- Take a reading of the actual voltage from an outlet in your house. For the Kill-a-watt, just plug it in, and select voltage.

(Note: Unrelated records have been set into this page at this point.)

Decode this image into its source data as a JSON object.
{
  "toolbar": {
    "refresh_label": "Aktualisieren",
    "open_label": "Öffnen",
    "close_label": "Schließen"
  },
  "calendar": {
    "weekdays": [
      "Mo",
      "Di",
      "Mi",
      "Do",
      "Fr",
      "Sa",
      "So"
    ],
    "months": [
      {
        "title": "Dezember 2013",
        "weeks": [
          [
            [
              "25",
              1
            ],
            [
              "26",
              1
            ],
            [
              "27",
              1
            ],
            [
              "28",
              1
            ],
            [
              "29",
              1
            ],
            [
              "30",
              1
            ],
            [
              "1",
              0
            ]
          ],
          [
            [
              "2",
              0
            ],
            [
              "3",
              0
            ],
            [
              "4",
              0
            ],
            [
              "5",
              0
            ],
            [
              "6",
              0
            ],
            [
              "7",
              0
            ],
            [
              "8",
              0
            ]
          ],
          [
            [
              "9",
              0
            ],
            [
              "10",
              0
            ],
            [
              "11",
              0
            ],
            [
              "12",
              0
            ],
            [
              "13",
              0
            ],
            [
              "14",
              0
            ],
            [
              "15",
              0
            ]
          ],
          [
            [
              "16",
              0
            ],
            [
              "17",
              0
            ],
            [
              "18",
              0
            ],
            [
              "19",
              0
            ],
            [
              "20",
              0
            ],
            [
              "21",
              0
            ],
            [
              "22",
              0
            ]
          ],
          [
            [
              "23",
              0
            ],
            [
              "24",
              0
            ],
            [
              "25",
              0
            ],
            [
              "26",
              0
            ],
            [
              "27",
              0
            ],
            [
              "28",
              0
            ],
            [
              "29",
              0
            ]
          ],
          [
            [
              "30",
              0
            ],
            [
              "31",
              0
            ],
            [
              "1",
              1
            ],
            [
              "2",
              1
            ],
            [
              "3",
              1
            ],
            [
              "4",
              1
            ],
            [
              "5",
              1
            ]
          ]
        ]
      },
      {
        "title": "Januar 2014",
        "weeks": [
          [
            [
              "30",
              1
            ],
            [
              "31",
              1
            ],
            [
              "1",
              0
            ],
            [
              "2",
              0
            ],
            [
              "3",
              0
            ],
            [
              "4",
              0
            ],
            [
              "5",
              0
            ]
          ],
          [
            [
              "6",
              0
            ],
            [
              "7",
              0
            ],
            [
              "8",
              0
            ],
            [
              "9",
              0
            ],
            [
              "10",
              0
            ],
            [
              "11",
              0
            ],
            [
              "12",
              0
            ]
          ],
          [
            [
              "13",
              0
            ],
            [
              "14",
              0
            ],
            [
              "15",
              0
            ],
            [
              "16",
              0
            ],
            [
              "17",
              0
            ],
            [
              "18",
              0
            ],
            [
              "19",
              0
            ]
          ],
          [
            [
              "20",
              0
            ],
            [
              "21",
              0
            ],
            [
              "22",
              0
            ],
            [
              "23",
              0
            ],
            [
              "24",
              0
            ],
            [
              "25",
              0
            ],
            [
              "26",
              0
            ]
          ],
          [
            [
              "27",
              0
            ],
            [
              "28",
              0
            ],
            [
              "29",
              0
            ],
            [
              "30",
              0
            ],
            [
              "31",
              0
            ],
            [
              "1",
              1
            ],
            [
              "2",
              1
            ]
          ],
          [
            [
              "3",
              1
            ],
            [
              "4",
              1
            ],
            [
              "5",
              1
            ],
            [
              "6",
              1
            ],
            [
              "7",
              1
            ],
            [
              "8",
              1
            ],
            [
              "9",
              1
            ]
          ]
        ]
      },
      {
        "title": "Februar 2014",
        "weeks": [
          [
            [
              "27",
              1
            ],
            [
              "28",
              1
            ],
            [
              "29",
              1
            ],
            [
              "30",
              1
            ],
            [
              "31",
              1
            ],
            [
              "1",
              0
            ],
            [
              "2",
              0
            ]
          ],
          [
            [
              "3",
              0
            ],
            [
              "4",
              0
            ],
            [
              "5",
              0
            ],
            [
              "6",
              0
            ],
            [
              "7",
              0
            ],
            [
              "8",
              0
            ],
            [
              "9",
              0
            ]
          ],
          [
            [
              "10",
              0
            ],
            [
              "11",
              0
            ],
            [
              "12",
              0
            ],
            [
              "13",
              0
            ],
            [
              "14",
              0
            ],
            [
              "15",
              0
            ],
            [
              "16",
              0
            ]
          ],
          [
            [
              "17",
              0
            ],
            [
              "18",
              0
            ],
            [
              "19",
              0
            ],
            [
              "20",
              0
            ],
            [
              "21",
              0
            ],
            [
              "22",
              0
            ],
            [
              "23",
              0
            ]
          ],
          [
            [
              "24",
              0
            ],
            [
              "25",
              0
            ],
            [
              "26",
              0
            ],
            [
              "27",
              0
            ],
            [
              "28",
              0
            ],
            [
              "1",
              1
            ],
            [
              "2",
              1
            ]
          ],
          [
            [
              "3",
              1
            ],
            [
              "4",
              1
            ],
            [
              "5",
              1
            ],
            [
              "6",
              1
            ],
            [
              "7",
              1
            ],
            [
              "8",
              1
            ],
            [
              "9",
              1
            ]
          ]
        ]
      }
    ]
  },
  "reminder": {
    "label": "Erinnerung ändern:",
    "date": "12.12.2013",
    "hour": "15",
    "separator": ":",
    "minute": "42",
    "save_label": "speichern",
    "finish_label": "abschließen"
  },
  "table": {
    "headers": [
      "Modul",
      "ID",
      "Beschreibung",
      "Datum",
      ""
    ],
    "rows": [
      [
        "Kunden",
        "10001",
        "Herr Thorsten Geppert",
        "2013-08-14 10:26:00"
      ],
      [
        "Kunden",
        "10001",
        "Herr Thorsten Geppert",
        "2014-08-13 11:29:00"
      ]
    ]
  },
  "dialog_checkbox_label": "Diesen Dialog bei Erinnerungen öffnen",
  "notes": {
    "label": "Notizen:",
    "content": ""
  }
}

Compare the values.
- Adjust the value for VoltageGain in src.ino by calculating:
New VoltageGain = (your voltage reading / energy monitor voltage reading) * 32428
Test again after adjusting the value and re-uploading the sketch to your ESP. If it is still off, do the procedure again, but replace the 32428 with the value that you changed VoltageGain to.
For calibrating CurrentGainCT1 & CurrentGainCT2:
- In the Serial Monitor window, view the value for Current (if you are getting a value above 65k, something is not hooked up or working correctly)
- Compare what you are seeing for current from the Energy Monitor to the reading on the Kill-a-watt
- Adjust the value for CurrentGainCT1 or CurrentGainCT2 in src.ino by calculating:
New CurrentGainCT1 or CurrentGainCT2 = (your current reading / energy monitor current reading) * 46539
Test again after adjusting the value and re-uploading the sketch to your ESP. If it is still off, do this again, but replace the 46539 with the value that you changed CurrentGainCT1 or CurrentGainCT2 to. It is possible that the two identical current sensors will have different CurrentGain numbers due to variances in manufacturing, but it shouldn’t be drastic.
Note that the positioning of the CT sensor on the hot wire can have an effect on the current reading.
For more details, see the Calibration Procedure in the Microchip Application notes.